But it’s hard to dispute Comey’s common-sense reading – that in the context of the Oval Office, with all its trappings of power and authority, the President of the United States expressing his “hope” that something might happen is as good as telling you to do it. Comey underscored the point later in his testimony, adding some medieval drama to the whole proceeding. It had struck him much like the famous line attributed to King Henry II, Comey said: “Will no one rid me of this meddlesome priest?”
Another line of questioning – from Republicans and some Democrats – was why Comey hadn’t pushed back? Why hadn’t he told the President it was inappropriate to have these meetings, to make these requests?
Shouldn’t Comey have told someone – beyond the FBI leadership team with whom he had shared his memos? “Maybe if I were stronger, I would have”, Comey reflected – referencing the Flynn meeting. “I was so stunned by the conversation that I just took in”.

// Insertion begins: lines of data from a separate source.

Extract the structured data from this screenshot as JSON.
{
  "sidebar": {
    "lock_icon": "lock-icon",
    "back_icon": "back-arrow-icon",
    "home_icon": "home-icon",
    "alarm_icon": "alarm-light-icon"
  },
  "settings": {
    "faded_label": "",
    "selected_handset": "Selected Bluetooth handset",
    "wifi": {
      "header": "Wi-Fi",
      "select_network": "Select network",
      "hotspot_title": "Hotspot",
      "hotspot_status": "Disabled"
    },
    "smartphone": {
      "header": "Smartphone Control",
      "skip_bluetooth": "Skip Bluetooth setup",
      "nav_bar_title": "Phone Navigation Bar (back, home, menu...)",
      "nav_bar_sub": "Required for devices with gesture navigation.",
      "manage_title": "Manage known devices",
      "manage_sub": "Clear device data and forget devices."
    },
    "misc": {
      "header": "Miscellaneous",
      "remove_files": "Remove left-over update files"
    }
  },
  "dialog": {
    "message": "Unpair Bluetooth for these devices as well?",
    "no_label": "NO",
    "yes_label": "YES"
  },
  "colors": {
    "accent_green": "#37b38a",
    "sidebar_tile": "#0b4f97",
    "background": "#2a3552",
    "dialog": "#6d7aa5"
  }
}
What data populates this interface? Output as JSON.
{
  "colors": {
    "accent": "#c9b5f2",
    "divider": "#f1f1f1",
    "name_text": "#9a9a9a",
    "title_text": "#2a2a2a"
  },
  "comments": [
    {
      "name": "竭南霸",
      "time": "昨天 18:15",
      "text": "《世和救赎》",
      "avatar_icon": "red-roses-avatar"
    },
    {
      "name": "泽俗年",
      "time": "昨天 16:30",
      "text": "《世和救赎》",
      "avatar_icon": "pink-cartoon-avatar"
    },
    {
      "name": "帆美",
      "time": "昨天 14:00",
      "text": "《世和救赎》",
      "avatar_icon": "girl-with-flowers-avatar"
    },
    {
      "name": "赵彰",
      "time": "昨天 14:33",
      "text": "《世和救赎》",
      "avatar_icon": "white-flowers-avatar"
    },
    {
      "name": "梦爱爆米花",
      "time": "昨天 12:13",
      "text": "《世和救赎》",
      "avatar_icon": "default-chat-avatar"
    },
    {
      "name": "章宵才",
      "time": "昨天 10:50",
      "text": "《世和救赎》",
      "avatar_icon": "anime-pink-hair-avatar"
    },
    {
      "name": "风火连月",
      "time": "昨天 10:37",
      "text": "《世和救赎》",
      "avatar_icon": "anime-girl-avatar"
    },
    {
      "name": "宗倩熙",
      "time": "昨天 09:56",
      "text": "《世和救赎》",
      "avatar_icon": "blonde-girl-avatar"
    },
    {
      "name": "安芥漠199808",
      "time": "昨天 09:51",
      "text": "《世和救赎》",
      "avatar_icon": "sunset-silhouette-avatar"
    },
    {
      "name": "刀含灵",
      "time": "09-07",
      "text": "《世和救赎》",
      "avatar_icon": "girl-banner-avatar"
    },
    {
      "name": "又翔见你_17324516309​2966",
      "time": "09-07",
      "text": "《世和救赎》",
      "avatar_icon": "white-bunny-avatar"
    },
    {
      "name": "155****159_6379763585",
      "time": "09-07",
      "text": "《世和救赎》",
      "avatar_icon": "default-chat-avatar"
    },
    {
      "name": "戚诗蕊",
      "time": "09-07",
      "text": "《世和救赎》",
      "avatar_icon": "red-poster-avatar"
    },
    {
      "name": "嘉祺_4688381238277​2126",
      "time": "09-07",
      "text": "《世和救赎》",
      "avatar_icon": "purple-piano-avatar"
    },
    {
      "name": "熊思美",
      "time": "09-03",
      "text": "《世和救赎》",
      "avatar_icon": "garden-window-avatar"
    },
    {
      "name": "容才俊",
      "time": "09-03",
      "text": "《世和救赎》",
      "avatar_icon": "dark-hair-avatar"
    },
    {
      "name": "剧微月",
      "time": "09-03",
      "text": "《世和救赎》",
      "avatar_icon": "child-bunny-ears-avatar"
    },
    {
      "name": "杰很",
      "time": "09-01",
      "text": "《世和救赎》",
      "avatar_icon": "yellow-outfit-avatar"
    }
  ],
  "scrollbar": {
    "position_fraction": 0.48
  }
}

Much of the thrust of Republican questioning on this was to shift the burden of responsibility onto Comey. This was a new President, unclear in his responsibilities and the boundaries of office, they seemed to be saying. It was incumbent upon Comey to inform the White House counsel, who could then school Trump in the behavioural and legal niceties of being President. This was a remarkable position in many respects – not least for the naïveté it ascribes to the President. But it suggests a Republican Party not yet willing to abandon its standard-bearer, on which any prospect of impeachment (another charge lurking underneath all of this) will ultimately turn.
Of course, Comey did not emerge from the hearing entirely unscathed. His admission that he had himself leaked – via an intermediary – information on his memos to the New York Times, gives the President ammunition on one of his favourite topics.
Comey is a now a “leaker” in league with the “fake news” media. Though he managed to restrain himself from tweeting during the hearing, this will undoubtedly feature in Trump’s future pronouncements on the subject. It places Comey’s famed integrity in a somewhat different light, introducing an element of self-interest, attention-seeking, perhaps even “showboating” – as the President has accused him of – into the equation.
This all likely boils down to a “he said-he said” scenario – Trump’s lawyer denies Comey’s version of events (except for an admission that the President himself is not under investigation) and the much-heralded “tapes” of the meetings, which Trump suggested might exist, have not appeared so far. And yet, few would emerge from the hearing without some sense of doubt as to the President’s behaviour.
What Comey describes is a figure more reminiscent of The Godfather than The West Wing – a man using the trappings of office to bully and intimidate, seeking backroom favours and blind obedience from those he considers underlings. The problem, though, is that the American public had a pretty good sense of Trump’s persona in these respects, and elected him anyway. Only if further revelations verge closer to criminality, or go so far as to undermine any basic sense of decency in office, might Trump’s supporters begin to turn away.
Popular support for Nixon ebbed quite slowly during the Watergate scandal (though from a much higher initial point). But doubt and denial played a role – the President’s claim that he was “not a crook” doing little to assure the public. Trump has already shown himself comfortable with a relatively loose relationship with the truth, but his spokeswoman’s statement yesterday – “I can definitely say the President is not a liar” – may well come back to haunt him.
Emily J. Charnock is a Lecturer in American History at the University of Cambridge, and a Fellow of Selwyn College